---------- Task inputs
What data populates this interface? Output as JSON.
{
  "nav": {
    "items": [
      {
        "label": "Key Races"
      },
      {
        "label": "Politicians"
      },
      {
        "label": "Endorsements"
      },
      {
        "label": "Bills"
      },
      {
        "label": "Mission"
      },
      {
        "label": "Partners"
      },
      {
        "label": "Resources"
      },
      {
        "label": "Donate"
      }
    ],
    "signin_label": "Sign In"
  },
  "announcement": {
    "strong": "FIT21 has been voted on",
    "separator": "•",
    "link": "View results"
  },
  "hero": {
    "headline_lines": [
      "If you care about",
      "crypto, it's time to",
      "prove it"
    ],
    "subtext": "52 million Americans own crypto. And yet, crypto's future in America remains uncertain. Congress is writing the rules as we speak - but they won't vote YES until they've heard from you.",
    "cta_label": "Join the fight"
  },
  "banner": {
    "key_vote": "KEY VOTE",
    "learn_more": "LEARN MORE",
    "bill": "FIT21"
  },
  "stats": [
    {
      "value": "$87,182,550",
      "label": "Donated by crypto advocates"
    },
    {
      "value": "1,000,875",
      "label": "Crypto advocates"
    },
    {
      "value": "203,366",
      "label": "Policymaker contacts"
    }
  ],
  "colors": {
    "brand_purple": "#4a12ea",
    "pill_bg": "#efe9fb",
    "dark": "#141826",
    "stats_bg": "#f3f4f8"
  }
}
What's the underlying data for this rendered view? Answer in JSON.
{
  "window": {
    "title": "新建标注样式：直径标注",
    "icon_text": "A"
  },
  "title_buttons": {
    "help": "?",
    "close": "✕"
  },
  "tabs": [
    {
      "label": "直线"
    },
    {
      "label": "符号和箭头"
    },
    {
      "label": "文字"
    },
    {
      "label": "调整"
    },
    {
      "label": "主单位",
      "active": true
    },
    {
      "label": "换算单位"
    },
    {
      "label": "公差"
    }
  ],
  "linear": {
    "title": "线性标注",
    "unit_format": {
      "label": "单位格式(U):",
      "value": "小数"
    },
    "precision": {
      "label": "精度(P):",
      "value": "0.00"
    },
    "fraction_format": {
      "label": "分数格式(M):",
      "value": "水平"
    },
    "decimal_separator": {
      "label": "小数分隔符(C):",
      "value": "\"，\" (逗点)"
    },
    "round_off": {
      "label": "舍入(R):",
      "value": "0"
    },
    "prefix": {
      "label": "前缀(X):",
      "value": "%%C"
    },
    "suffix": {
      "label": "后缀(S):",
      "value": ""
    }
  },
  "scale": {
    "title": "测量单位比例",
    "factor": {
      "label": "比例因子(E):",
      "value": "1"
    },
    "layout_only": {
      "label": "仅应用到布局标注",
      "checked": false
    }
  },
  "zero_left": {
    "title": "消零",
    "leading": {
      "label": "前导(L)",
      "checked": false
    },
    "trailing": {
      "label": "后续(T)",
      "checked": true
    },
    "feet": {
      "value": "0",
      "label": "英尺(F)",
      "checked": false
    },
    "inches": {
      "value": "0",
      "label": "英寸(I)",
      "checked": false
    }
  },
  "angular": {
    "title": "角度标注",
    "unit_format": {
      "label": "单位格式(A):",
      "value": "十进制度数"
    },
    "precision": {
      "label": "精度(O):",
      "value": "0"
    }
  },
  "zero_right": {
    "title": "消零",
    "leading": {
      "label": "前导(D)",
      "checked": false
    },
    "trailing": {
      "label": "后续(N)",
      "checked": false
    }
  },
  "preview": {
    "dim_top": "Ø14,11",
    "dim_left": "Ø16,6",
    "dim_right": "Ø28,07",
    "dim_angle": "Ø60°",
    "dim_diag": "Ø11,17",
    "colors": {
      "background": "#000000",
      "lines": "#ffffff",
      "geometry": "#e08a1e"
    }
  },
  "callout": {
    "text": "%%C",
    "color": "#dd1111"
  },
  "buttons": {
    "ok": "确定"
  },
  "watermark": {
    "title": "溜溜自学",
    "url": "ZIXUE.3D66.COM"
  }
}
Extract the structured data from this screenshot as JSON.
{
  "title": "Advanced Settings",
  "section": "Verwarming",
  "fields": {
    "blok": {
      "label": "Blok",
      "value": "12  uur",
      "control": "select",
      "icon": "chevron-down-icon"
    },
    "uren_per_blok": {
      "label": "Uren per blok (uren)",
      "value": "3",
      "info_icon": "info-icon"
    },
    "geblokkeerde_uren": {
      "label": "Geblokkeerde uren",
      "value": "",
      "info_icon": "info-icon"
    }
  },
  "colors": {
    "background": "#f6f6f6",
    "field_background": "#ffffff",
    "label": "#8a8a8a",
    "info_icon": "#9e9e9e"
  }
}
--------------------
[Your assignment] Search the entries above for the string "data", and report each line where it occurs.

[Answer below]
What data populates this interface? Output as JSON.
What's the underlying data for this rendered view? Answer in JSON.
Extract the structured data from this screenshot as JSON.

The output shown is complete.